_EXERCISE_
Search the listing below for the word "자동납부" and copy each line where it appears.

_DATA_
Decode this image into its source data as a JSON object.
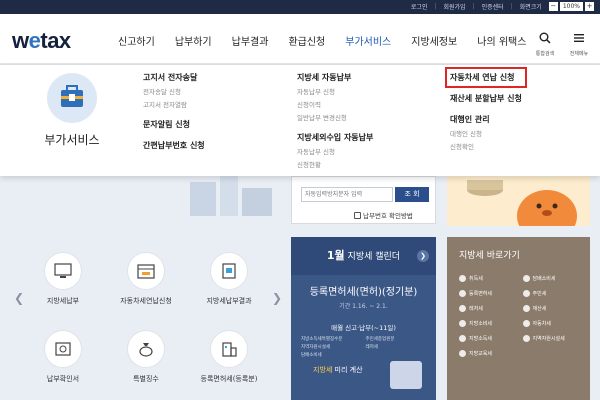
{
  "util": {
    "login": "로그인",
    "join": "회원가입",
    "cert": "인증센터",
    "screen_size": "화면크기",
    "minus": "−",
    "zoom": "100%",
    "plus": "+"
  },
  "logo": {
    "pre": "w",
    "mid": "e",
    "post": "tax"
  },
  "gnb": [
    "신고하기",
    "납부하기",
    "납부결과",
    "환급신청",
    "부가서비스",
    "지방세정보",
    "나의 위택스"
  ],
  "header_buttons": {
    "search": "통합검색",
    "menu": "전체메뉴"
  },
  "mega": {
    "title": "부가서비스",
    "col1": [
      {
        "h": "고지서 전자송달",
        "subs": [
          "전자송달 신청",
          "고지서 전자열람"
        ]
      },
      {
        "h": "문자알림 신청",
        "subs": []
      },
      {
        "h": "간편납부번호 신청",
        "subs": []
      }
    ],
    "col2": [
      {
        "h": "지방세 자동납부",
        "subs": [
          "자동납부 신청",
          "신청이력",
          "일반납부 변경신청"
        ]
      },
      {
        "h": "지방세외수입 자동납부",
        "subs": [
          "자동납부 신청",
          "신청현황"
        ]
      }
    ],
    "col3": [
      {
        "h": "자동차세 연납 신청",
        "subs": []
      },
      {
        "h": "재산세 분할납부 신청",
        "subs": []
      },
      {
        "h": "대행인 관리",
        "subs": [
          "대행인 신청",
          "신청확인"
        ]
      }
    ]
  },
  "lookup": {
    "placeholder": "자동입력방지문자 입력",
    "button": "조 회",
    "link": "납부번호 확인방법"
  },
  "shortcuts": [
    "지방세납부",
    "자동차세연납신청",
    "지방세납부결과",
    "납부확인서",
    "특별징수",
    "등록면허세(등록분)"
  ],
  "calendar": {
    "month": "1월",
    "head": "지방세 캘린더",
    "title": "등록면허세(면허)(정기분)",
    "period": "기간 1.16. ~ 2.1.",
    "sub": "매월 신고·납부(~11일)",
    "items": [
      "지방소득세특별징수분",
      "주민세종업원분",
      "지역자원시설세",
      "레저세",
      "담배소비세"
    ],
    "foot_highlight": "지방세",
    "foot_rest": " 미리 계산"
  },
  "quick": {
    "title": "지방세 바로가기",
    "items": [
      "취득세",
      "담배소비세",
      "등록면허세",
      "주민세",
      "레저세",
      "재산세",
      "지방소비세",
      "자동차세",
      "지방소득세",
      "지역자원시설세",
      "지방교육세"
    ]
  },
  "colors": {
    "nav_active": "#1b57b2",
    "highlight": "#e02525",
    "calendar": "#3b5786",
    "quick": "#8a7b6b"
  }
}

_FINAL ANSWER_
        "h": "지방세 자동납부",
          "자동납부 신청",
        "h": "지방세외수입 자동납부",
          "자동납부 신청",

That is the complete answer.